**Your task**
If a line in the entries below holds the string "data", copy it.

Web page and app entries
-- -- --

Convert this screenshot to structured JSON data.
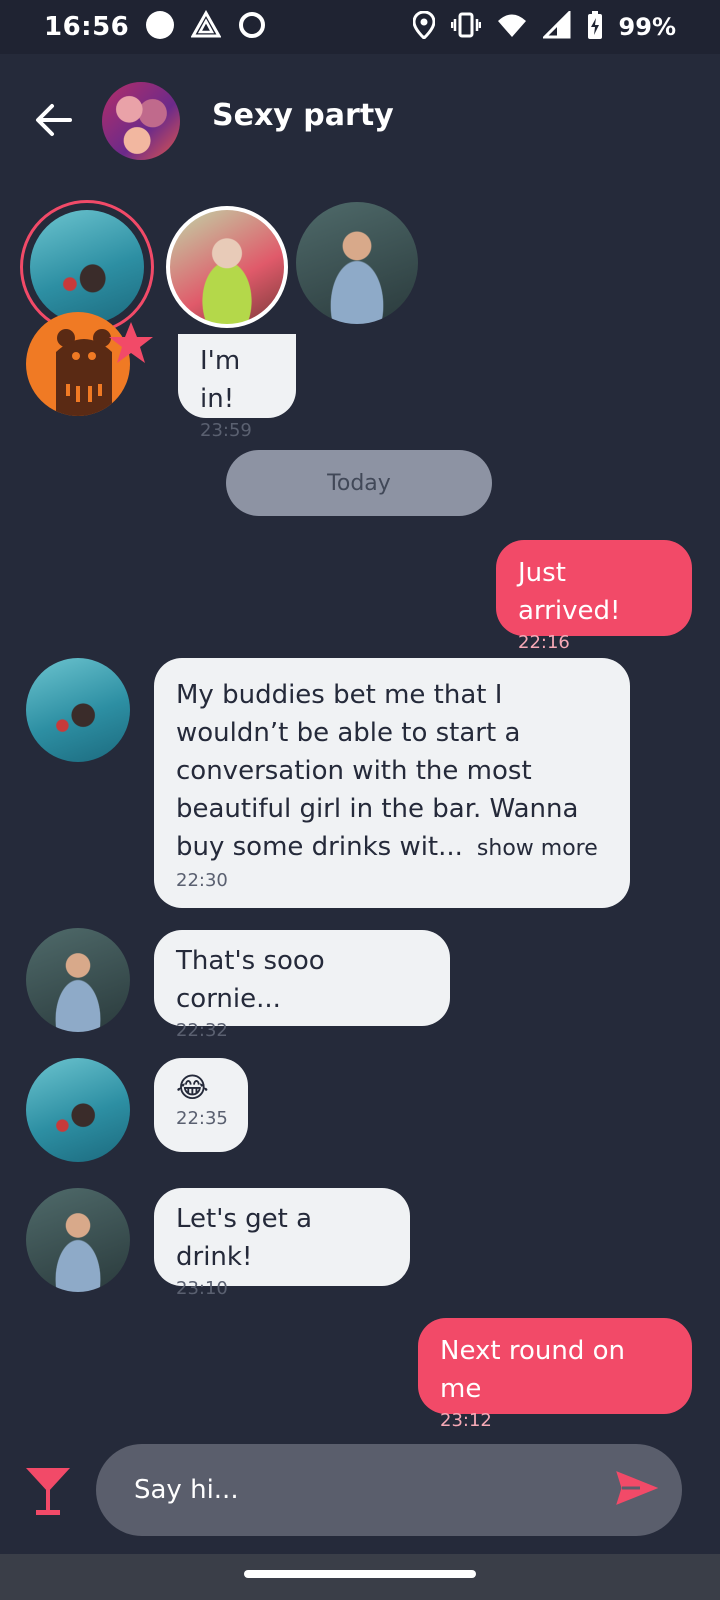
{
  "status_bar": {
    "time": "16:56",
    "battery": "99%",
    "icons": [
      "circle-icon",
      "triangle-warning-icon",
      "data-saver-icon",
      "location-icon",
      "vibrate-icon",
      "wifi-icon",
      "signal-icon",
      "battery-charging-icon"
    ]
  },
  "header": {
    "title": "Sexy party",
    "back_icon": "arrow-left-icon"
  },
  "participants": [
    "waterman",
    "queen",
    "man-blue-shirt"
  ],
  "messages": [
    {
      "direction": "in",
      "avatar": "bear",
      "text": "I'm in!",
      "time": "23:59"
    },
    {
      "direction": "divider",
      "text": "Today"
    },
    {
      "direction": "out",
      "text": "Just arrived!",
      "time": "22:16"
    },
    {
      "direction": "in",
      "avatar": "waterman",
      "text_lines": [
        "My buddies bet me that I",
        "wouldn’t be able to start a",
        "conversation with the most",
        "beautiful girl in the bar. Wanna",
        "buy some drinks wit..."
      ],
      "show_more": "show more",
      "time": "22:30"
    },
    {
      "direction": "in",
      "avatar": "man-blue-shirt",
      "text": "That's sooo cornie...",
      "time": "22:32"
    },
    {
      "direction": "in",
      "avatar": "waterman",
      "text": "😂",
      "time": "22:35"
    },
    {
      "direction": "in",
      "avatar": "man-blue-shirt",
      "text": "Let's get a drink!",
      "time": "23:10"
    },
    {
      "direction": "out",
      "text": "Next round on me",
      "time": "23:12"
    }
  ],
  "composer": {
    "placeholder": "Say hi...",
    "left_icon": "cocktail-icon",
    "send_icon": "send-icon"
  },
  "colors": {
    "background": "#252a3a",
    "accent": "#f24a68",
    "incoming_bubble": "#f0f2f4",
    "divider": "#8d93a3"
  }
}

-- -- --

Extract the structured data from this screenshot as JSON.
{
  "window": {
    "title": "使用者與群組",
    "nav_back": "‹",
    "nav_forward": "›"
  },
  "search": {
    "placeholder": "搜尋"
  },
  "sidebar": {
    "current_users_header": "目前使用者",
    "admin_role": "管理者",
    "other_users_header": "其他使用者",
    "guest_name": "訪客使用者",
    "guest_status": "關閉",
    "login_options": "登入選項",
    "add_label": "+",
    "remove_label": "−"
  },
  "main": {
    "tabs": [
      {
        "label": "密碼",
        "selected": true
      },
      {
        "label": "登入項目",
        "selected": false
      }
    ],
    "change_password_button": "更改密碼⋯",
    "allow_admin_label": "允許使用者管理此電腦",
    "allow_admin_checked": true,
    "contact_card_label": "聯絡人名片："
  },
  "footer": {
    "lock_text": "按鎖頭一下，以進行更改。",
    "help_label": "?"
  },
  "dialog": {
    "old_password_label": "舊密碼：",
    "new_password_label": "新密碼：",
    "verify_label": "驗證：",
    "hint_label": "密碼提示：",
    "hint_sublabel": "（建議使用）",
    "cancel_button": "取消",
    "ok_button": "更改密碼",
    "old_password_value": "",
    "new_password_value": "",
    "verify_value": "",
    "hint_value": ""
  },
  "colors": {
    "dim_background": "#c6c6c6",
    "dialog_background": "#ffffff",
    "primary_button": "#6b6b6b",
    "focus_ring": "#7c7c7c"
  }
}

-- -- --

**Result**
Convert this screenshot to structured JSON data.
      "data-saver-icon",
Extract the structured data from this screenshot as JSON.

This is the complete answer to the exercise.